You have three options to submit your appeal. Whichever option you choose, please provide your current US mail address within your appeal.
- You can mail your appeal as long as it will arrive by the deadline.
Address your appeal to:
Student Advancement Committee
c/o Registrar’s Office
1025 N. Broadway
Milwaukee, WI 53202
- You can also drop off your appeal in the Registrar’s Office (CC365).
- You can email the appeal to the Registrar, Mary Nielsen, at email@example.com.
What should I write in my appeal?
The purpose of the appeal is to convince the members of the committee that you should not be suspended. Before you write your appeal, you should take some time to think about the past two quarters. What has kept you from achieving the 2.00 required to be in good standing? If you need help in determining what the issues may be, you may wish to make an appointment with your academic advisor, program director and/or one of the counselors in the Counseling Services Office (K230) to discuss this topic.
The first part of your appeal should be an explanation of what the issues were that led to your suspension status. There are many reasons for academic difficulty, and the reasons are different for every student. Reasons can be various things like health issues, homesickness, uncertainty about major, lack of study skills, time management issues, too much fun and not enough studying, roommate issues, personal issues outside of MSOE, etc. The more specific and honest you can be in this part of the letter, the better. The appeal committee needs to see that you have done some soul searching and know what your challenges are and what needs to be changed.
The second part of your appeal is a plan of action. In the first part of your appeal, you identified the issues that you believe are hindering your academic success. What specific things are you currently doing or are you willing to try to be more successful in future terms? Why should the committee expect a different result at the end of this term? This part of your letter should be very specific. If you need help with this part of the appeal, often your academic advisor, the Counseling Services staff or Raider Center for Academic Success staff can help.
What happens after I submit my appeal?
The Student Advancement Committee reviews your letter and your academic records.
- One outcome would be that the committee would deny your appeal to remain enrolled. For most students, this means that you will leave MSOE or take time off and try to return in the future. If your appeal is denied, there is a second level of appeal that enables you to talk to the committee in person. Students only get one chance in their academic career at MSOE to do a personal appeal with the committee. If both the written and personal appeals are denied, you will be withdrawn from classes and will be eligible to re-appeal in two terms.

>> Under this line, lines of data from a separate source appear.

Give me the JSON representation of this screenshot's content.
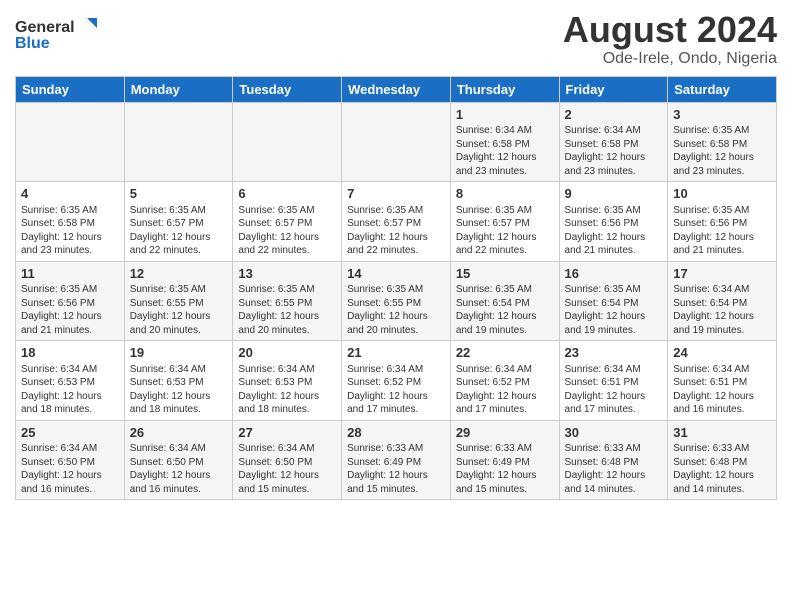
{
  "header": {
    "logo_general": "General",
    "logo_blue": "Blue",
    "month_title": "August 2024",
    "location": "Ode-Irele, Ondo, Nigeria"
  },
  "days_of_week": [
    "Sunday",
    "Monday",
    "Tuesday",
    "Wednesday",
    "Thursday",
    "Friday",
    "Saturday"
  ],
  "weeks": [
    [
      {
        "day": "",
        "info": ""
      },
      {
        "day": "",
        "info": ""
      },
      {
        "day": "",
        "info": ""
      },
      {
        "day": "",
        "info": ""
      },
      {
        "day": "1",
        "info": "Sunrise: 6:34 AM\nSunset: 6:58 PM\nDaylight: 12 hours\nand 23 minutes."
      },
      {
        "day": "2",
        "info": "Sunrise: 6:34 AM\nSunset: 6:58 PM\nDaylight: 12 hours\nand 23 minutes."
      },
      {
        "day": "3",
        "info": "Sunrise: 6:35 AM\nSunset: 6:58 PM\nDaylight: 12 hours\nand 23 minutes."
      }
    ],
    [
      {
        "day": "4",
        "info": "Sunrise: 6:35 AM\nSunset: 6:58 PM\nDaylight: 12 hours\nand 23 minutes."
      },
      {
        "day": "5",
        "info": "Sunrise: 6:35 AM\nSunset: 6:57 PM\nDaylight: 12 hours\nand 22 minutes."
      },
      {
        "day": "6",
        "info": "Sunrise: 6:35 AM\nSunset: 6:57 PM\nDaylight: 12 hours\nand 22 minutes."
      },
      {
        "day": "7",
        "info": "Sunrise: 6:35 AM\nSunset: 6:57 PM\nDaylight: 12 hours\nand 22 minutes."
      },
      {
        "day": "8",
        "info": "Sunrise: 6:35 AM\nSunset: 6:57 PM\nDaylight: 12 hours\nand 22 minutes."
      },
      {
        "day": "9",
        "info": "Sunrise: 6:35 AM\nSunset: 6:56 PM\nDaylight: 12 hours\nand 21 minutes."
      },
      {
        "day": "10",
        "info": "Sunrise: 6:35 AM\nSunset: 6:56 PM\nDaylight: 12 hours\nand 21 minutes."
      }
    ],
    [
      {
        "day": "11",
        "info": "Sunrise: 6:35 AM\nSunset: 6:56 PM\nDaylight: 12 hours\nand 21 minutes."
      },
      {
        "day": "12",
        "info": "Sunrise: 6:35 AM\nSunset: 6:55 PM\nDaylight: 12 hours\nand 20 minutes."
      },
      {
        "day": "13",
        "info": "Sunrise: 6:35 AM\nSunset: 6:55 PM\nDaylight: 12 hours\nand 20 minutes."
      },
      {
        "day": "14",
        "info": "Sunrise: 6:35 AM\nSunset: 6:55 PM\nDaylight: 12 hours\nand 20 minutes."
      },
      {
        "day": "15",
        "info": "Sunrise: 6:35 AM\nSunset: 6:54 PM\nDaylight: 12 hours\nand 19 minutes."
      },
      {
        "day": "16",
        "info": "Sunrise: 6:35 AM\nSunset: 6:54 PM\nDaylight: 12 hours\nand 19 minutes."
      },
      {
        "day": "17",
        "info": "Sunrise: 6:34 AM\nSunset: 6:54 PM\nDaylight: 12 hours\nand 19 minutes."
      }
    ],
    [
      {
        "day": "18",
        "info": "Sunrise: 6:34 AM\nSunset: 6:53 PM\nDaylight: 12 hours\nand 18 minutes."
      },
      {
        "day": "19",
        "info": "Sunrise: 6:34 AM\nSunset: 6:53 PM\nDaylight: 12 hours\nand 18 minutes."
      },
      {
        "day": "20",
        "info": "Sunrise: 6:34 AM\nSunset: 6:53 PM\nDaylight: 12 hours\nand 18 minutes."
      },
      {
        "day": "21",
        "info": "Sunrise: 6:34 AM\nSunset: 6:52 PM\nDaylight: 12 hours\nand 17 minutes."
      },
      {
        "day": "22",
        "info": "Sunrise: 6:34 AM\nSunset: 6:52 PM\nDaylight: 12 hours\nand 17 minutes."
      },
      {
        "day": "23",
        "info": "Sunrise: 6:34 AM\nSunset: 6:51 PM\nDaylight: 12 hours\nand 17 minutes."
      },
      {
        "day": "24",
        "info": "Sunrise: 6:34 AM\nSunset: 6:51 PM\nDaylight: 12 hours\nand 16 minutes."
      }
    ],
    [
      {
        "day": "25",
        "info": "Sunrise: 6:34 AM\nSunset: 6:50 PM\nDaylight: 12 hours\nand 16 minutes."
      },
      {
        "day": "26",
        "info": "Sunrise: 6:34 AM\nSunset: 6:50 PM\nDaylight: 12 hours\nand 16 minutes."
      },
      {
        "day": "27",
        "info": "Sunrise: 6:34 AM\nSunset: 6:50 PM\nDaylight: 12 hours\nand 15 minutes."
      },
      {
        "day": "28",
        "info": "Sunrise: 6:33 AM\nSunset: 6:49 PM\nDaylight: 12 hours\nand 15 minutes."
      },
      {
        "day": "29",
        "info": "Sunrise: 6:33 AM\nSunset: 6:49 PM\nDaylight: 12 hours\nand 15 minutes."
      },
      {
        "day": "30",
        "info": "Sunrise: 6:33 AM\nSunset: 6:48 PM\nDaylight: 12 hours\nand 14 minutes."
      },
      {
        "day": "31",
        "info": "Sunrise: 6:33 AM\nSunset: 6:48 PM\nDaylight: 12 hours\nand 14 minutes."
      }
    ]
  ]
}
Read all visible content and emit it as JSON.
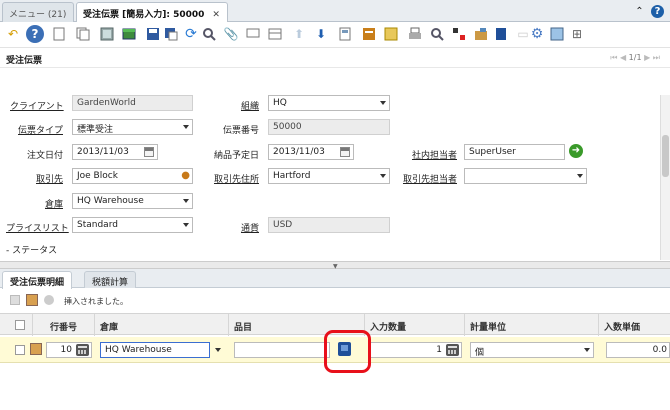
{
  "tabs": [
    {
      "label": "メニュー (21)"
    },
    {
      "label": "受注伝票 [簡易入力]: 50000",
      "close": "✕"
    }
  ],
  "window_title": "受注伝票",
  "pagination": "1/1",
  "form": {
    "client_label": "クライアント",
    "client_value": "GardenWorld",
    "org_label": "組織",
    "org_value": "HQ",
    "doctype_label": "伝票タイプ",
    "doctype_value": "標準受注",
    "docno_label": "伝票番号",
    "docno_value": "50000",
    "orderdate_label": "注文日付",
    "orderdate_value": "2013/11/03",
    "promised_label": "納品予定日",
    "promised_value": "2013/11/03",
    "salesrep_label": "社内担当者",
    "salesrep_value": "SuperUser",
    "bpartner_label": "取引先",
    "bpartner_value": "Joe Block",
    "bplocation_label": "取引先住所",
    "bplocation_value": "Hartford",
    "bpcontact_label": "取引先担当者",
    "bpcontact_value": "",
    "warehouse_label": "倉庫",
    "warehouse_value": "HQ Warehouse",
    "pricelist_label": "プライスリスト",
    "pricelist_value": "Standard",
    "currency_label": "通貨",
    "currency_value": "USD",
    "status_label": "- ステータス"
  },
  "detail_tabs": [
    {
      "label": "受注伝票明細"
    },
    {
      "label": "税額計算"
    }
  ],
  "detail_status": "挿入されました。",
  "grid": {
    "columns": [
      "行番号",
      "倉庫",
      "品目",
      "入力数量",
      "計量単位",
      "入数単価"
    ],
    "row": {
      "line": "10",
      "warehouse": "HQ Warehouse",
      "product": "",
      "qty": "1",
      "uom": "個",
      "price": "0.0"
    }
  },
  "colors": {
    "accent": "#e8101a",
    "row_highlight": "#fffbd6"
  }
}
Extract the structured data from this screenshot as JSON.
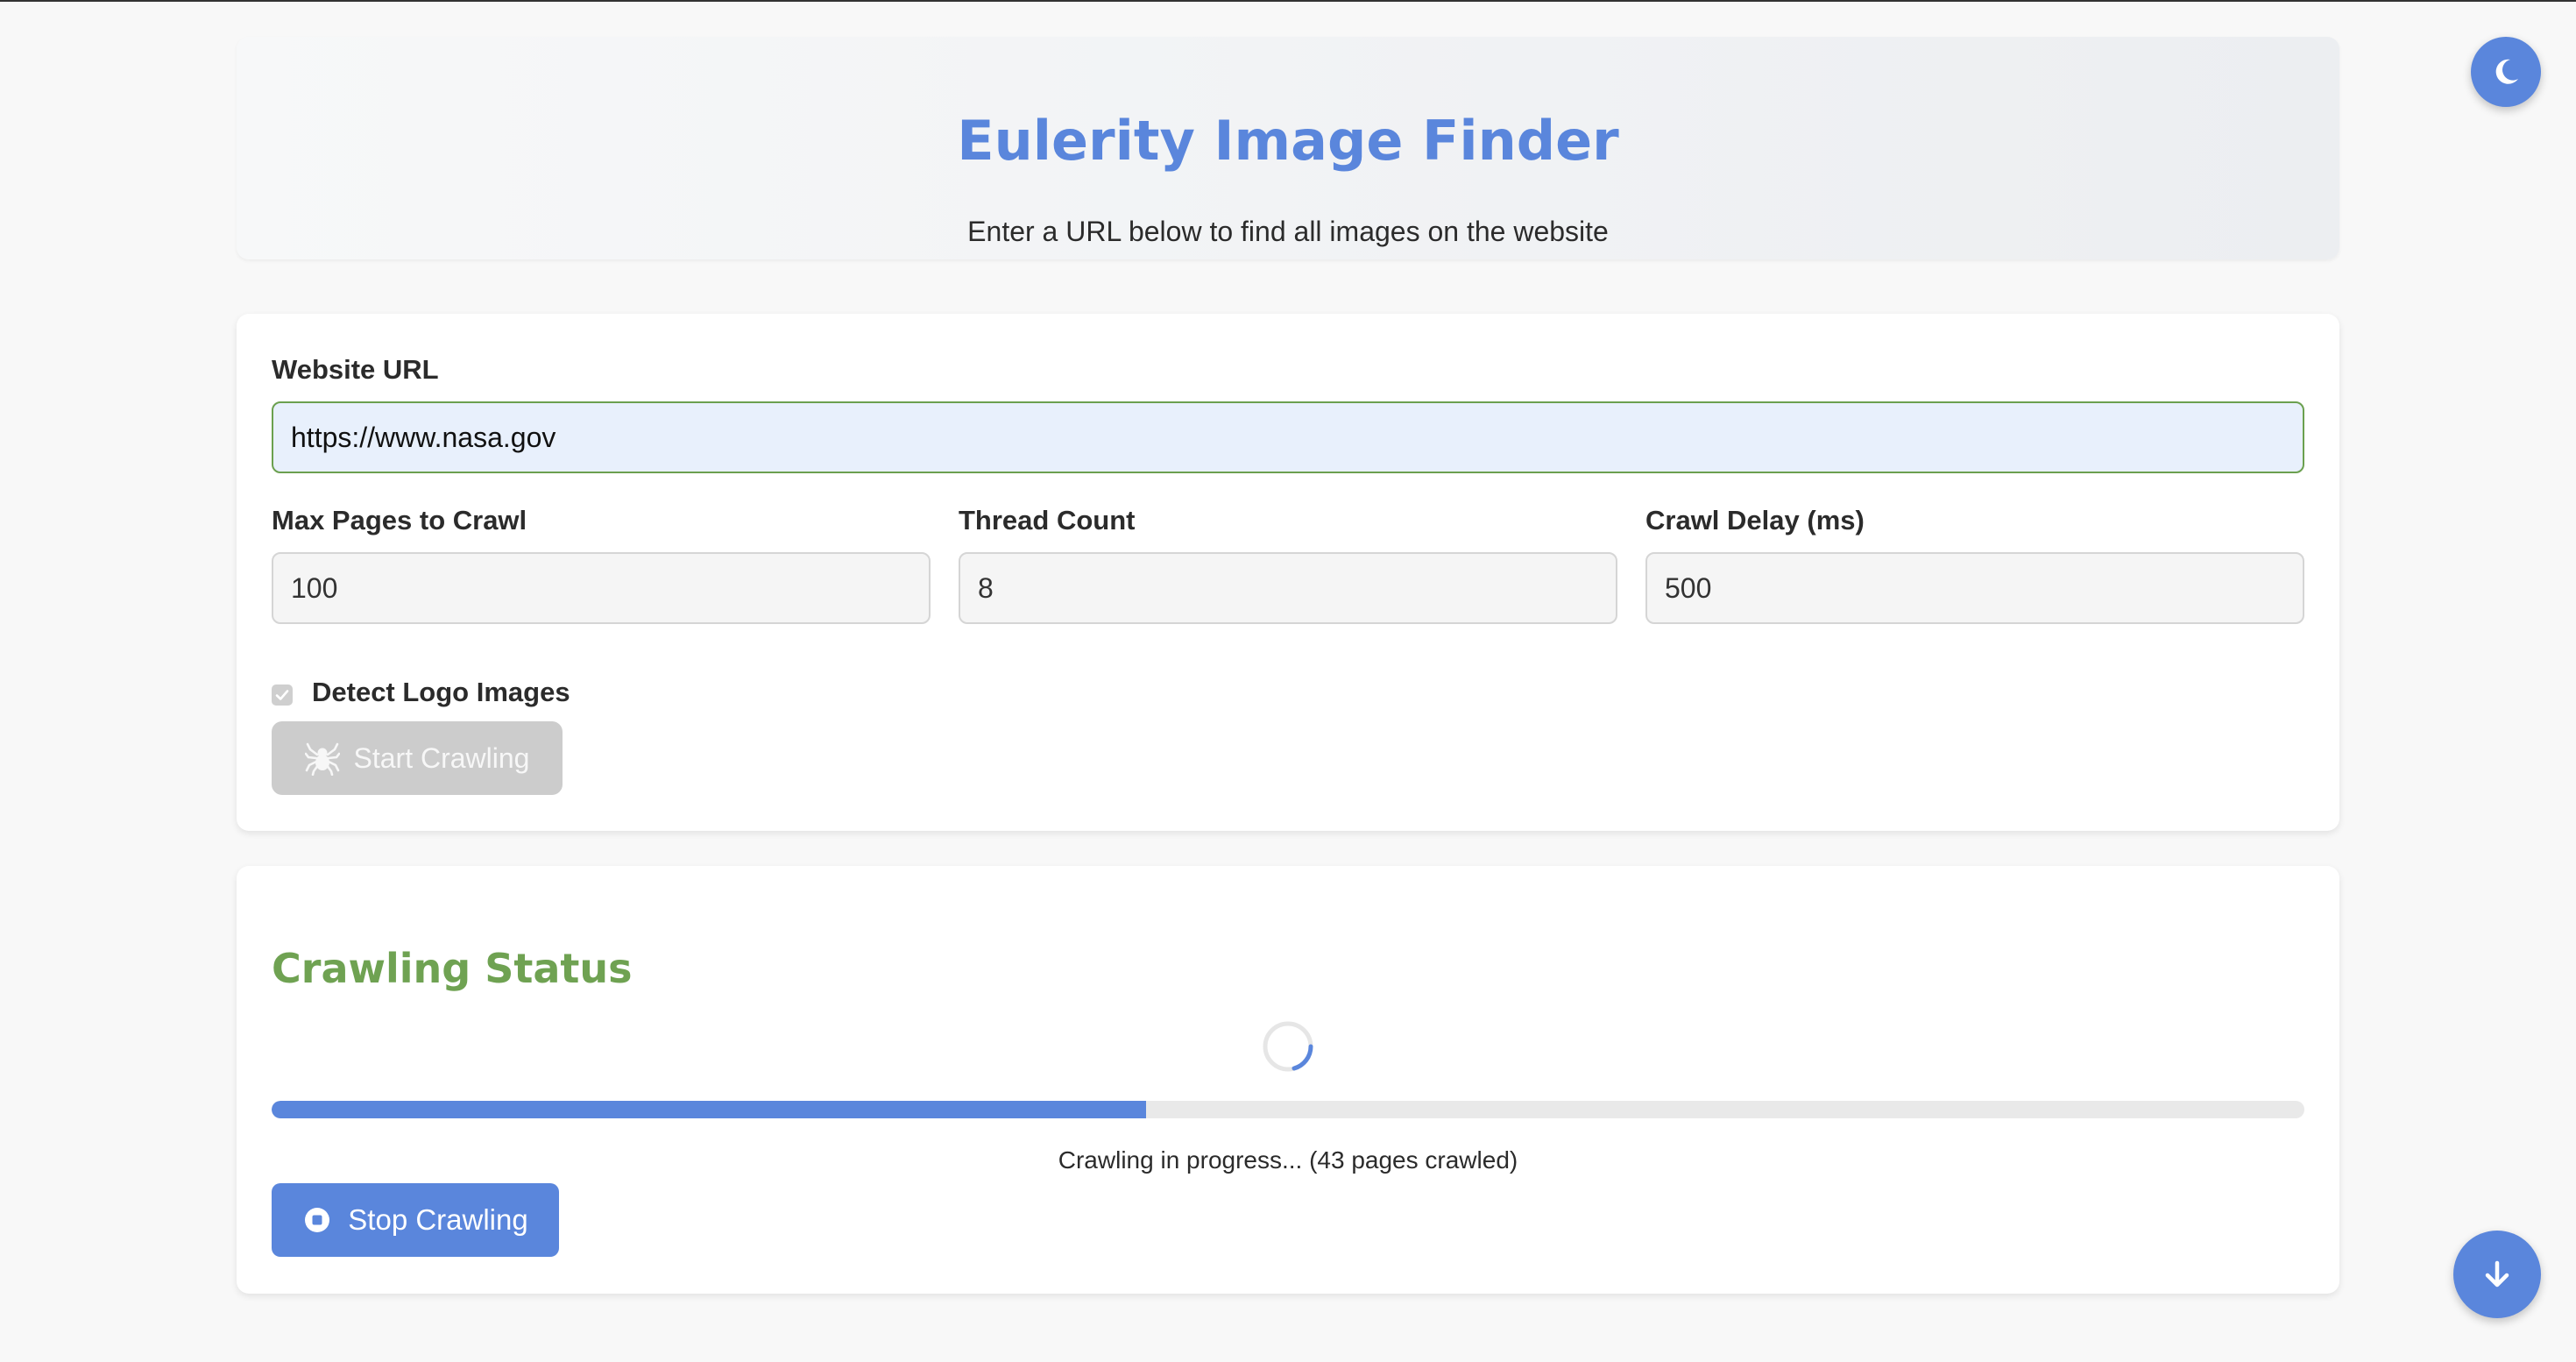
{
  "header": {
    "title": "Eulerity Image Finder",
    "subtitle": "Enter a URL below to find all images on the website"
  },
  "form": {
    "url_label": "Website URL",
    "url_value": "https://www.nasa.gov",
    "max_pages_label": "Max Pages to Crawl",
    "max_pages_value": "100",
    "thread_count_label": "Thread Count",
    "thread_count_value": "8",
    "crawl_delay_label": "Crawl Delay (ms)",
    "crawl_delay_value": "500",
    "detect_logo_label": "Detect Logo Images",
    "detect_logo_checked": true,
    "start_button_label": "Start Crawling",
    "start_button_icon": "spider-icon",
    "start_button_disabled": true
  },
  "status": {
    "title": "Crawling Status",
    "spinner_icon": "loading-spinner-icon",
    "progress_fraction": 0.43,
    "message": "Crawling in progress... (43 pages crawled)",
    "stop_button_label": "Stop Crawling",
    "stop_button_icon": "stop-icon"
  },
  "floating": {
    "theme_toggle_icon": "moon-icon",
    "scroll_button_icon": "arrow-down-icon"
  },
  "colors": {
    "accent": "#5a86dc",
    "status_green": "#6fa252",
    "url_border": "#6ba04f",
    "disabled": "#cccccc"
  }
}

- The other outcome would be that you will be put on probation. This would mean that you are allowed to continue as a student on probation. If this happens, you are given various requirements as conditions of your probation. The requirements could include such things as a credit limit, or a requirement to meet with one of our counselors, support services staff or your academic advisor. Various other stipulations may be required based on your appeal letter and your academic record. Failure to follow through on these stipulations will affect the outcome of future appeals.
In either case, you will receive an email from the Registrar indicating the result of the appeal.
Who should I contact if I still have questions?
Registrar and Chairperson of the Student Advancement Committee